"No doubt water is life, but it is also a killer because we are contaminating our water," says Gijzen, adding that wastewater treatment was costly and still does not produce safe and pathogen-free effluents.
"In developing regions, effluents get dumped into water courses untreated due to the phenomenal costs of sewer collection systems and high rate of wastewater treatment technology. And with more than five billion people living near contaminated water we can never hope to get rid of water-borne epidemics or meet the Millennium Development Goals."
If taking the "toilet out of the water cycle" suggestion is taken seriously it is possible, Gijzen says, to have greener, eco-friendly cities 50 years from now while providing a toilet which everyone on the globe can afford. ‘’Living in a home next to a water course, which not only has crystal clear water, but which you can you can actually drink from, can be a reality,’’ says Gijzen.
One promising design for a toilet, that attracted attention at the Seoul meet, actually recycles water using a biological and physical process and sends it back into the toilet bowl. Keon Ki- Lee, a Korean engineer who designed the system, says the toilet can be set up with or without a waterline or a drainage system and is environment friendly because the system does not produce a water discharge. "It has been received favourably by our local government," explained Lee
A new UNESCO project Sustainable Urban Water Management Improves Tomorrow’s City’s Health, or SWITCH for short, already implemented with a hefty budget of 32 million US dollars for a period of five years, is already being implemented.
A whole range of eco-friendly models are being tried and tested in nine demo cities which include Bogota, Beijing, Ghana, Lima, Colombia and Alexandria. Schemes include those for the rational use of water, effluent reuse, dry sanitation, urine separation and nutrient recovery.

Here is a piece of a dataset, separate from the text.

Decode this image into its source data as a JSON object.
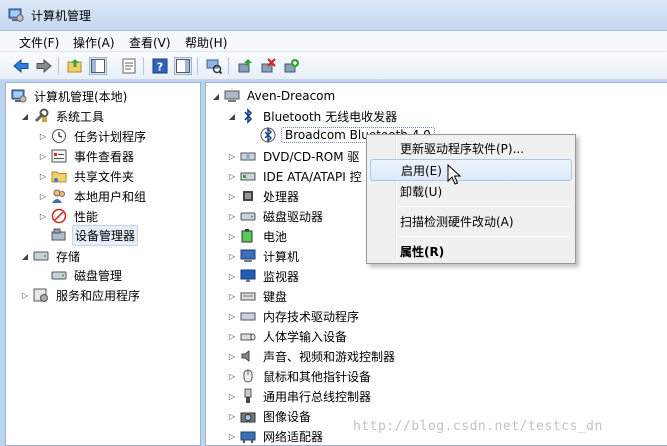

Mamit shared the experience of an EcoSan model established in two residential rural schools in Sarawak where toilets were modified to accommodate one flushing in a day using up to two litres of water. The biogas produced has helped save over 500 dollars per month that was spent on buying cooking gas for the school kitchen.